» **Stored data entries**
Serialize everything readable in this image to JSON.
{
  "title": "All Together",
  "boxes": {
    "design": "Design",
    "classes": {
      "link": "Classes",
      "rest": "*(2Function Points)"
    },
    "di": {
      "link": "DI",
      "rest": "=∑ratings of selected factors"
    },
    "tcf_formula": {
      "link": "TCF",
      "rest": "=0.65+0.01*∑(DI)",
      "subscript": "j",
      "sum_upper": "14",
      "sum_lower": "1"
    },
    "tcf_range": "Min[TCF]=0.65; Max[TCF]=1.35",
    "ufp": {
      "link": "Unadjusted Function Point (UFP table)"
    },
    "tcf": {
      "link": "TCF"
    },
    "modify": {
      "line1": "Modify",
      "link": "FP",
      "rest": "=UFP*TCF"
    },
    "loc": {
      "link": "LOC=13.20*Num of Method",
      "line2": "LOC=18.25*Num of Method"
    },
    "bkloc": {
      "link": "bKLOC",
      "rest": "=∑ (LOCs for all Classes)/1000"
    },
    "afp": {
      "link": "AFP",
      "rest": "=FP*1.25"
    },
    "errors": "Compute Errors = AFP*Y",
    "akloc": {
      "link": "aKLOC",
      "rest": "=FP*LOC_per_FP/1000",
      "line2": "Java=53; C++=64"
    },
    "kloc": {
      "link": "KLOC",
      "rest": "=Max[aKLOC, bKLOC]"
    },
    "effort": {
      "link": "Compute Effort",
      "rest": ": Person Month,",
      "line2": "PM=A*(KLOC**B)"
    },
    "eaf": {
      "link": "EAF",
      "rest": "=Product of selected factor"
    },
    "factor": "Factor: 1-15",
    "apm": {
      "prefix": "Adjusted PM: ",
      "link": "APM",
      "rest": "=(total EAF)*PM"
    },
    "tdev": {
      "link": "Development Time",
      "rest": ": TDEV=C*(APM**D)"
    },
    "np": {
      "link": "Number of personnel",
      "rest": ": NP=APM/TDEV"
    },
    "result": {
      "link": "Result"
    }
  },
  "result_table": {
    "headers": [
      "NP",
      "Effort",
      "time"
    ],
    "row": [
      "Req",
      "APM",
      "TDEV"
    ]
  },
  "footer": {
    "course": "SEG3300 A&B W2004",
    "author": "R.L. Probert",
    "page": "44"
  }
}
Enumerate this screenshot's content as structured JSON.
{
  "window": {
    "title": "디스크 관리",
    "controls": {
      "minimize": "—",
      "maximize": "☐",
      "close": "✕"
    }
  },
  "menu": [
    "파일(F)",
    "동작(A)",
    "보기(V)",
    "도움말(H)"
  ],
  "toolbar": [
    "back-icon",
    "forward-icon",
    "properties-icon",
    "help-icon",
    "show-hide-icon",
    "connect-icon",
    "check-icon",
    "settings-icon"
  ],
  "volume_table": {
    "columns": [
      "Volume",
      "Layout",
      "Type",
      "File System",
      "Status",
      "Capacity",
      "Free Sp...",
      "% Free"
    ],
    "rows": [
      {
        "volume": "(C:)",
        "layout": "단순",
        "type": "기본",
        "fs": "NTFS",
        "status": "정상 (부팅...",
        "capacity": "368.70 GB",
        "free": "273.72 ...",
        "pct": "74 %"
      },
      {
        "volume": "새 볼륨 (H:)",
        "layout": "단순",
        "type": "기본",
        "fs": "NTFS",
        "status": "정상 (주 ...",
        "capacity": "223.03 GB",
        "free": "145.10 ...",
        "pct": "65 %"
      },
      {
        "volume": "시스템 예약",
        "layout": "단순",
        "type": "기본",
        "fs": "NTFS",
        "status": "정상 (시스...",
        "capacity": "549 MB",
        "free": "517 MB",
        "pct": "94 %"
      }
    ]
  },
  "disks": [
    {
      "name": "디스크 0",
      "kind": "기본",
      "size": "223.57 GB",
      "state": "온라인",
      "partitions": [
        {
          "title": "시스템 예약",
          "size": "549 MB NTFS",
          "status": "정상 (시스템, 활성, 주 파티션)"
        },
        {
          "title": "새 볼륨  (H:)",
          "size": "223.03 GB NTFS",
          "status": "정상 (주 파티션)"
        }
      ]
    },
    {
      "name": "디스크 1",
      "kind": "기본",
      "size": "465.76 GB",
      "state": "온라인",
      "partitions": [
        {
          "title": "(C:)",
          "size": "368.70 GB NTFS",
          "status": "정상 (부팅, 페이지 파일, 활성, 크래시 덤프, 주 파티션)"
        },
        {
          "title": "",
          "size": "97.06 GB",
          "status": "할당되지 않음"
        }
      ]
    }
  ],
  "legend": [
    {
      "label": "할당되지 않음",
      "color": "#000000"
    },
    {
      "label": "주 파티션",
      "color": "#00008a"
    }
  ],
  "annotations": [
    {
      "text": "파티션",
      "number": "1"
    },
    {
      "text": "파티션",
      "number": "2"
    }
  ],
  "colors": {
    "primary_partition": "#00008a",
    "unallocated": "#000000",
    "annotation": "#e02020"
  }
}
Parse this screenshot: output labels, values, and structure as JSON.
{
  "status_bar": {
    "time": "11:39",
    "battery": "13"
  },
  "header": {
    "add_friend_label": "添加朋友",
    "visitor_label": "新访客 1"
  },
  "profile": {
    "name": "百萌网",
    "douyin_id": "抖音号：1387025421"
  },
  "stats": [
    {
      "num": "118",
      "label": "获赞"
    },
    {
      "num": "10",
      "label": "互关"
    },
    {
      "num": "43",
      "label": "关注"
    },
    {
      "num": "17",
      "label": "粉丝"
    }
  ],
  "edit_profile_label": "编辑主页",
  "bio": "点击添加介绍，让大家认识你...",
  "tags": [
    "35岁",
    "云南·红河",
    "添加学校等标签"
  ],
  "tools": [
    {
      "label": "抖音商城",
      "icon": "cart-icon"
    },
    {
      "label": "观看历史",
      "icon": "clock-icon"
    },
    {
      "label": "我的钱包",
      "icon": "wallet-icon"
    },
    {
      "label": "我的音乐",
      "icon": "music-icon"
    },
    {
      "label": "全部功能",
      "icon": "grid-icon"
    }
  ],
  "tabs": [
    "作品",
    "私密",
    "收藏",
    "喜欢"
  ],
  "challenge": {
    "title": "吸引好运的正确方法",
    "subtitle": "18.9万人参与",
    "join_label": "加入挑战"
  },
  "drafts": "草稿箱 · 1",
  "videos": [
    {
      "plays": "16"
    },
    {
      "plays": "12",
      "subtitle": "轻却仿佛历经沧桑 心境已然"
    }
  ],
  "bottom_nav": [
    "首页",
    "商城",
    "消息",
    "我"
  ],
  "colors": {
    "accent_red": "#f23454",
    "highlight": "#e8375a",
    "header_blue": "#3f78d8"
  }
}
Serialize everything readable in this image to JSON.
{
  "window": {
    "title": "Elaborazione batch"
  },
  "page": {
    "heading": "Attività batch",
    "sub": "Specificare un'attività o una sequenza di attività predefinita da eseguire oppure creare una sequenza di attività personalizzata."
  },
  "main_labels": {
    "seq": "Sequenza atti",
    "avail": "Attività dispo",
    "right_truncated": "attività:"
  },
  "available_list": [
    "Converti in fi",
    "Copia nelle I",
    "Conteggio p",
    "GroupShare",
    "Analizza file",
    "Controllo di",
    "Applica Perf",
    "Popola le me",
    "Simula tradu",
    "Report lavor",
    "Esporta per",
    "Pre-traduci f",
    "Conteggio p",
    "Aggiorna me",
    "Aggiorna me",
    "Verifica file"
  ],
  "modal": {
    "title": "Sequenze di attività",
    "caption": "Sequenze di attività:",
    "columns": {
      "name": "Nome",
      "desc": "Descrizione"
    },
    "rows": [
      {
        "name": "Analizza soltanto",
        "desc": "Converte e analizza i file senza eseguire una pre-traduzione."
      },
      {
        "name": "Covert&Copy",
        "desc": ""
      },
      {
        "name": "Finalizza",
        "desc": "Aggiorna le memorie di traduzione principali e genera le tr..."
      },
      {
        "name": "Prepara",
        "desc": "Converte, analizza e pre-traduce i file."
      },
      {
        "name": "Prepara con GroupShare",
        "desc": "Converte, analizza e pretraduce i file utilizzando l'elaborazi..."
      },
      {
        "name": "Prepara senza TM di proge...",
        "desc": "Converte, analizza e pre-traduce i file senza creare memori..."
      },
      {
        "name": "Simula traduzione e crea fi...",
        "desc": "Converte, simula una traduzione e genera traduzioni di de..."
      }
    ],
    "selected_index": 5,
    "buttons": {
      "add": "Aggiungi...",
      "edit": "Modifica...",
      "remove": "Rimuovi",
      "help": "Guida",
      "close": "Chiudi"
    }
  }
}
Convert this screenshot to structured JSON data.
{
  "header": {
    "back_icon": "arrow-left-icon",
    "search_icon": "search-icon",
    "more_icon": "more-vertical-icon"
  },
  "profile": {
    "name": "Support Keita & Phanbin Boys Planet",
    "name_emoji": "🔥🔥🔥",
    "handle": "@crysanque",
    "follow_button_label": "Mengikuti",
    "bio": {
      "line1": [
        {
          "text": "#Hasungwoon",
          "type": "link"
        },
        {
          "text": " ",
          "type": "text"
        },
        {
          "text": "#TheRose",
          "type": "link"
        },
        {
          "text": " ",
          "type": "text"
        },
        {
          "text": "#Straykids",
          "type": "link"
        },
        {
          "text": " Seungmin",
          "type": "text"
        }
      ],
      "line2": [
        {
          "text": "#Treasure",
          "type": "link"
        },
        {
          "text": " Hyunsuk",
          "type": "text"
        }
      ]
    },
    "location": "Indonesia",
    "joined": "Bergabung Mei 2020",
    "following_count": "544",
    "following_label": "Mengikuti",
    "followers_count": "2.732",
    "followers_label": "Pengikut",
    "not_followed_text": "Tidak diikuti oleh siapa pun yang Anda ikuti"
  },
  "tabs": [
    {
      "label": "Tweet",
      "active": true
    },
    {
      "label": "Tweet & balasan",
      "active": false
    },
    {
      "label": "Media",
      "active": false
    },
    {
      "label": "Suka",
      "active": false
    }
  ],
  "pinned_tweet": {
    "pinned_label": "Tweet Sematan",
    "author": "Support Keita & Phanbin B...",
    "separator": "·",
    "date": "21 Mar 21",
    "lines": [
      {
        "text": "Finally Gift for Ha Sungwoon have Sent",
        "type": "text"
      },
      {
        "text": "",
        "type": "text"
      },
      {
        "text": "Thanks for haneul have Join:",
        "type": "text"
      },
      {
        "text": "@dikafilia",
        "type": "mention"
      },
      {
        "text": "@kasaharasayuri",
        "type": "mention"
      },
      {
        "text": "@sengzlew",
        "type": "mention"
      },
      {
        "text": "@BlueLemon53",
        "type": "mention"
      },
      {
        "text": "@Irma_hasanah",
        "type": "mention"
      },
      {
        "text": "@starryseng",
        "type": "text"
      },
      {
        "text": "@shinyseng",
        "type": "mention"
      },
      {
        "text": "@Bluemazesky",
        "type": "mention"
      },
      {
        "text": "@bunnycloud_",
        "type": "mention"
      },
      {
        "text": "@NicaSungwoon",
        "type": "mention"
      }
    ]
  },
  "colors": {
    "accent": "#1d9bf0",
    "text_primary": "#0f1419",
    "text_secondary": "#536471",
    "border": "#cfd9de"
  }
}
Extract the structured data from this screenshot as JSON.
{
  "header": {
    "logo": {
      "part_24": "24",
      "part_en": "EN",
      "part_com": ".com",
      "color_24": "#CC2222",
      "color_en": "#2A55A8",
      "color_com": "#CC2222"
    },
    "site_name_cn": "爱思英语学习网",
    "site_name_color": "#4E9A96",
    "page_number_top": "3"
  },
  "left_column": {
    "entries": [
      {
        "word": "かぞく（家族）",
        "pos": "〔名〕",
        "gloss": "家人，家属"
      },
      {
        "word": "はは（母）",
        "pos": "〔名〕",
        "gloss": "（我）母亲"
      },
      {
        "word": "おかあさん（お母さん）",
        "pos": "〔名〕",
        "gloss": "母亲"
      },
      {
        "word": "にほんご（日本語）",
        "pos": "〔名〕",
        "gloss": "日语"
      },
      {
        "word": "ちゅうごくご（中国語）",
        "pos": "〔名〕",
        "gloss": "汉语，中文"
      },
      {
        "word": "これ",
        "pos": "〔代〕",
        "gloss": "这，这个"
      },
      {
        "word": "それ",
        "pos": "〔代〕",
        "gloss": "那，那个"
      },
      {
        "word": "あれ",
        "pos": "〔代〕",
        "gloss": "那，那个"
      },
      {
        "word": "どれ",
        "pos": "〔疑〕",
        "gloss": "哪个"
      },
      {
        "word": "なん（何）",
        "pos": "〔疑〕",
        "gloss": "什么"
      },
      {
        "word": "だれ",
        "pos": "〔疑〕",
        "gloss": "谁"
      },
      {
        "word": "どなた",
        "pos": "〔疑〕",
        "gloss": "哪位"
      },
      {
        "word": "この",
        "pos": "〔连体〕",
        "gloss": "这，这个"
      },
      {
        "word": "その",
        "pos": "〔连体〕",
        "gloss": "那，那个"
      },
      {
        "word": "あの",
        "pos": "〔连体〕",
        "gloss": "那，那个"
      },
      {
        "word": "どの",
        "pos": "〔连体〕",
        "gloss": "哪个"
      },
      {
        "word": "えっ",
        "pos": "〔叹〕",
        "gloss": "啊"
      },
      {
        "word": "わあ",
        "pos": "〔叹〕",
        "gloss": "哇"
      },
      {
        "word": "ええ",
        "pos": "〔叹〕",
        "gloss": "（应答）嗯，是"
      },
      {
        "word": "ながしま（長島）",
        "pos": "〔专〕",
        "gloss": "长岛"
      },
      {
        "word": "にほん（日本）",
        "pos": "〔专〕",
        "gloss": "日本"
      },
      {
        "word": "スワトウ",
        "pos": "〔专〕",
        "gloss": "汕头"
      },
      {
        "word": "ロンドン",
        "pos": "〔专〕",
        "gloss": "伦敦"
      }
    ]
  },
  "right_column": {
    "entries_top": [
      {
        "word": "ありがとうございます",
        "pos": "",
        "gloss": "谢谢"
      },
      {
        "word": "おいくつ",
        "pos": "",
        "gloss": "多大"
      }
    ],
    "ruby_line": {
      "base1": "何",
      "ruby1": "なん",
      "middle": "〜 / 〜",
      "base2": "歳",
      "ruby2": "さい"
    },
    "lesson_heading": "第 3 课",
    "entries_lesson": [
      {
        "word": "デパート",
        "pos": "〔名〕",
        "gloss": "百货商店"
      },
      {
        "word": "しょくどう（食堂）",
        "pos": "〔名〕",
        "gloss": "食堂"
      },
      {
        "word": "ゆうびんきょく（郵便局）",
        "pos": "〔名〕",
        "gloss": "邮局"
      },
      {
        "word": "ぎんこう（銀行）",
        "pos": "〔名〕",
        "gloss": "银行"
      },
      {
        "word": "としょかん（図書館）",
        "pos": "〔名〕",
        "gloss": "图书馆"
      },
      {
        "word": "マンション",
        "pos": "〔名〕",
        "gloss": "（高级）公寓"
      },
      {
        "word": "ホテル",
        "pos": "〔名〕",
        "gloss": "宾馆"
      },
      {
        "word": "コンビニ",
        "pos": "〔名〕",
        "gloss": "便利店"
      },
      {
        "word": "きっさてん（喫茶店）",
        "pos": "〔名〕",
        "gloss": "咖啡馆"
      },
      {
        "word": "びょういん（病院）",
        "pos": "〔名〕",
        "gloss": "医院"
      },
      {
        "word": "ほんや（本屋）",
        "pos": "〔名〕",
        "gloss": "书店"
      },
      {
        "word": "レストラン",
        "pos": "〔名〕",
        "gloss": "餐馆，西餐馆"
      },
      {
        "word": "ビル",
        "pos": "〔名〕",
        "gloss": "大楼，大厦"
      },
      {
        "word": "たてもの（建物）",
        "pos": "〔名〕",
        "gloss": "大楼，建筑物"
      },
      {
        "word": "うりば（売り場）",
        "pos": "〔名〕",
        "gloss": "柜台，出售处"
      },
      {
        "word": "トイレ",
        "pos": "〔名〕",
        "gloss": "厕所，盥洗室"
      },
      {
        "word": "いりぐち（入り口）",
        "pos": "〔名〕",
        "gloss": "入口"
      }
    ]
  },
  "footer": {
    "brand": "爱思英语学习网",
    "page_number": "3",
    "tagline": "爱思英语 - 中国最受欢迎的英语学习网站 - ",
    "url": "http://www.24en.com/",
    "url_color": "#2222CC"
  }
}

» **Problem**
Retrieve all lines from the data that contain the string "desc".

» **Response to this exercise**
      "desc": "Descrizione"
        "desc": "Converte e analizza i file senza eseguire una pre-traduzione."
        "desc": ""
        "desc": "Aggiorna le memorie di traduzione principali e genera le tr..."
        "desc": "Converte, analizza e pre-traduce i file."
        "desc": "Converte, analizza e pretraduce i file utilizzando l'elaborazi..."
        "desc": "Converte, analizza e pre-traduce i file senza creare memori..."
        "desc": "Converte, simula una traduzione e genera traduzioni di de..."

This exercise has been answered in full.